CSC will hand over half of its equity (valued at $4.6bn before the announcement, although CSC stock jumped by one-third afterward) to HPE’s shareholders to acquire the services business. In addition, it will pay $1.5bn in cash to HPE and assume $2.5bn in liabilities, including pension payments and $300m in an outstanding bond taken out by EDS. The deal is structured as a Reverse Morris Trust, where HPE will spin off the target to its shareholders and sell it to CSC in a 50:50 merger, making it a tax-free sale. It values the unit at $8.5bn, or 0.4x trailing revenue – below the 0.6x that HP paid to buy EDS back in 2008.
Along with the cash and stock, CSC has agreed to maintain the level of purchases of HPE gear to service the target’s legacy customers for the next three years. This give HPE a window to maintain a major sales channel while bolstering its appeal to CSC and other major IT services providers, now that it will no longer be a competitor. HPE CEO Meg Whitman will have a seat on CSC’s board and HPE will name half of CSC’s directors.
Although the services unit has shrunk under HPE’s ownership, it had become more profitable in recent quarters. Its top line declined 2% year over year in Q1, but the total value of its contracts and the value of new accounts were both up, suggesting that declines were leveling off. In the overall IT services space, a wave of consolidation will make that increasingly tough to maintain. According to 451 Research’s M&A KnowledgeBase, $27.8bn worth of IT services and outsourcing businesses have been sold this year, already topping last year’s tally and on pace to be the highest total value of such deals since 2007. All of that despite this year being among the lowest in IT services transaction volume.
HPE may have been slow to invest in its services business as the market for traditional IT outsourcing declines and the demand for newer, business application-focused services increases – however, CSC has shown no such hesitation. CSC has inked seven acquisitions in the past 12 months, including consolidation plays such as today’s move and the $720m pickup of Xchanging, as well as deals for new talent and tech, such as its recent acquisitions of SaaS specialists Fruition Partners and Aspediens.
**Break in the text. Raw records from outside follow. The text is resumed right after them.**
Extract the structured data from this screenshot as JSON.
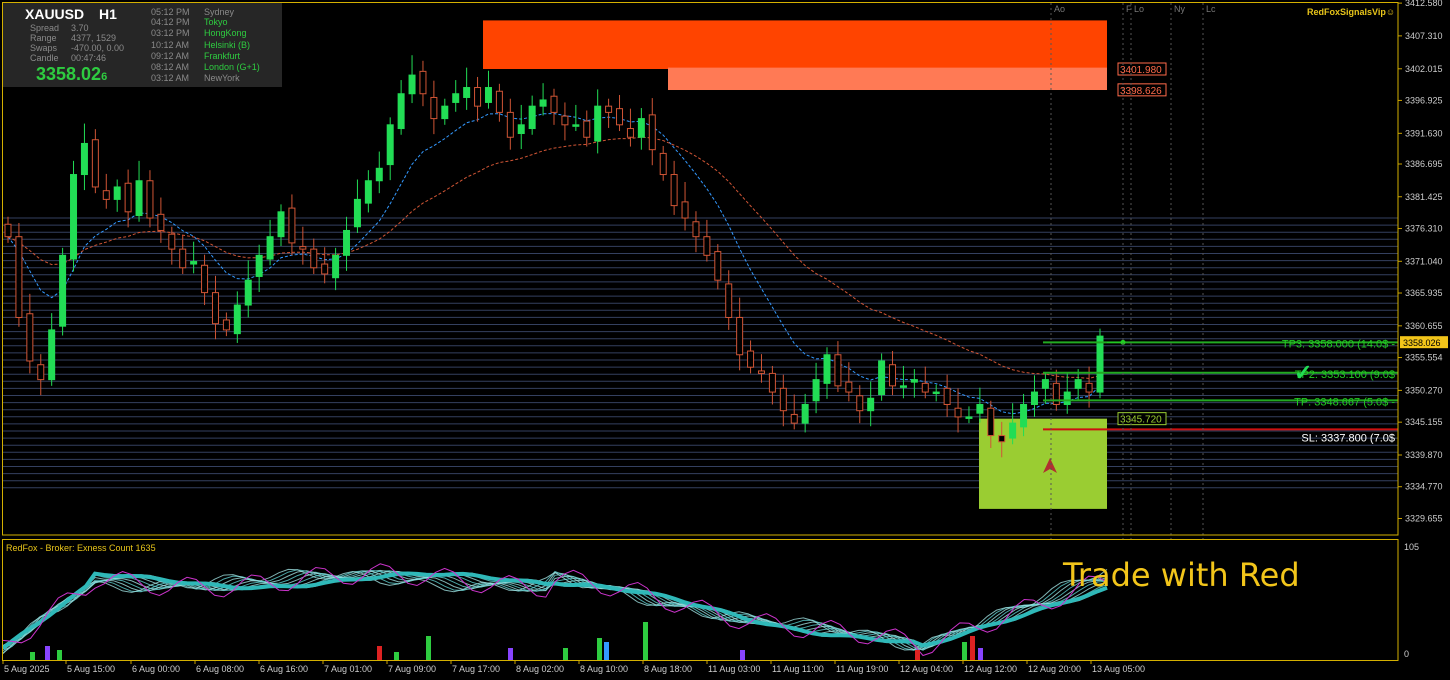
{
  "symbol_panel": {
    "symbol": "XAUUSD",
    "timeframe": "H1",
    "stats": [
      {
        "label": "Spread",
        "value": "3.70"
      },
      {
        "label": "Range",
        "value": "4377, 1529"
      },
      {
        "label": "Swaps",
        "value": "-470.00, 0.00"
      },
      {
        "label": "Candle",
        "value": "00:47:46"
      }
    ],
    "price_main": "3358.02",
    "price_tail": "6",
    "sessions": [
      {
        "time": "05:12 PM",
        "city": "Sydney",
        "color": "#8a8a8a"
      },
      {
        "time": "04:12 PM",
        "city": "Tokyo",
        "color": "#2ecc40"
      },
      {
        "time": "03:12 PM",
        "city": "HongKong",
        "color": "#2ecc40"
      },
      {
        "time": "10:12 AM",
        "city": "Helsinki  (B)",
        "color": "#2ecc40"
      },
      {
        "time": "09:12 AM",
        "city": "Frankfurt",
        "color": "#2ecc40"
      },
      {
        "time": "08:12 AM",
        "city": "London  (G+1)",
        "color": "#2ecc40"
      },
      {
        "time": "03:12 AM",
        "city": "NewYork",
        "color": "#8a8a8a"
      }
    ]
  },
  "branding": {
    "label": "RedFoxSignalsVip",
    "icon": "smiley-icon"
  },
  "session_markers": [
    "Ao",
    "F",
    "Lo",
    "Ny",
    "Lc"
  ],
  "overlay_text": "Trade with Red",
  "subwindow_header": "RedFox -  Broker: Exness    Count  1635",
  "colors": {
    "bull": "#22dd55",
    "bear": "#d05535",
    "supply_zone": "#ff4400",
    "supply_zone_light": "#ff7a55",
    "demand_zone": "#9acd32",
    "tp_line": "#22aa22",
    "sl_line": "#cc1111",
    "ma_fast": "#3399ff",
    "ma_slow": "#d05535",
    "axis_text": "#cccccc",
    "price_tag": "#f2c51a"
  },
  "chart_data": [
    {
      "type": "candlestick",
      "title": "XAUUSD H1",
      "ylim": [
        3327.0,
        3412.6
      ],
      "y_ticks": [
        "3412.580",
        "3407.310",
        "3402.015",
        "3396.925",
        "3391.630",
        "3386.695",
        "3381.425",
        "3376.310",
        "3371.040",
        "3365.935",
        "3360.655",
        "3355.554",
        "3350.270",
        "3345.155",
        "3339.870",
        "3334.770",
        "3329.655"
      ],
      "x_ticks": [
        "5 Aug 2025",
        "5 Aug 15:00",
        "6 Aug 00:00",
        "6 Aug 08:00",
        "6 Aug 16:00",
        "7 Aug 01:00",
        "7 Aug 09:00",
        "7 Aug 17:00",
        "8 Aug 02:00",
        "8 Aug 10:00",
        "8 Aug 18:00",
        "11 Aug 03:00",
        "11 Aug 11:00",
        "11 Aug 19:00",
        "12 Aug 04:00",
        "12 Aug 12:00",
        "12 Aug 20:00",
        "13 Aug 05:00"
      ],
      "current_price": "3358.026",
      "close_path": [
        3375,
        3362,
        3355,
        3352,
        3360,
        3372,
        3385,
        3390,
        3383,
        3381,
        3383,
        3379,
        3384,
        3378,
        3376,
        3373,
        3370,
        3371,
        3366,
        3361,
        3360,
        3364,
        3368,
        3372,
        3375,
        3379,
        3374,
        3373,
        3370,
        3369,
        3372,
        3376,
        3381,
        3384,
        3386,
        3393,
        3398,
        3401,
        3398,
        3394,
        3396,
        3398,
        3399,
        3396,
        3399,
        3395,
        3391,
        3393,
        3396,
        3397,
        3395,
        3393,
        3393,
        3391,
        3396,
        3395,
        3393,
        3391,
        3394,
        3389,
        3385,
        3380,
        3378,
        3375,
        3372,
        3368,
        3362,
        3356,
        3354,
        3353,
        3350,
        3347,
        3345,
        3348,
        3352,
        3356,
        3351,
        3350,
        3347,
        3349,
        3355,
        3351,
        3351,
        3352,
        3350,
        3350,
        3348,
        3346,
        3346,
        3348,
        3343,
        3342,
        3345,
        3348,
        3350,
        3352,
        3348,
        3350,
        3352,
        3350,
        3359
      ],
      "lines": [
        {
          "name": "TP3",
          "label": "TP3: 3358.000 (14.0$ -",
          "value": 3358.0,
          "color": "#22aa22"
        },
        {
          "name": "TP2",
          "label": "TP2: 3353.100 (9.0$",
          "value": 3353.1,
          "color": "#22aa22"
        },
        {
          "name": "TP",
          "label": "TP: 3348.667 (5.0$ -",
          "value": 3348.667,
          "color": "#22aa22"
        },
        {
          "name": "SL",
          "label": "SL: 3337.800 (7.0$",
          "value": 3344.0,
          "color": "#cc1111"
        }
      ],
      "zones": [
        {
          "label": "",
          "from": 3401.98,
          "to": 3409.8,
          "color": "#ff4400"
        },
        {
          "label": "3401.980",
          "value": 3401.98,
          "from": 3398.6,
          "to": 3402.2,
          "color": "#ff7a55"
        },
        {
          "label": "3398.626",
          "value": 3398.626
        },
        {
          "label": "3345.720",
          "value": 3345.72,
          "from": 3331.2,
          "to": 3345.72,
          "color": "#9acd32"
        }
      ],
      "moving_averages": [
        "fast",
        "slow"
      ]
    },
    {
      "type": "line",
      "title": "RedFox -  Broker: Exness    Count  1635",
      "ylim": [
        0,
        105
      ],
      "y_ticks": [
        "105",
        "0"
      ],
      "series_note": "ribbon of smoothed oscillator lines plus histogram"
    }
  ]
}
For more real-time information on tech M&A, follow us on Twitter @451TechMnA.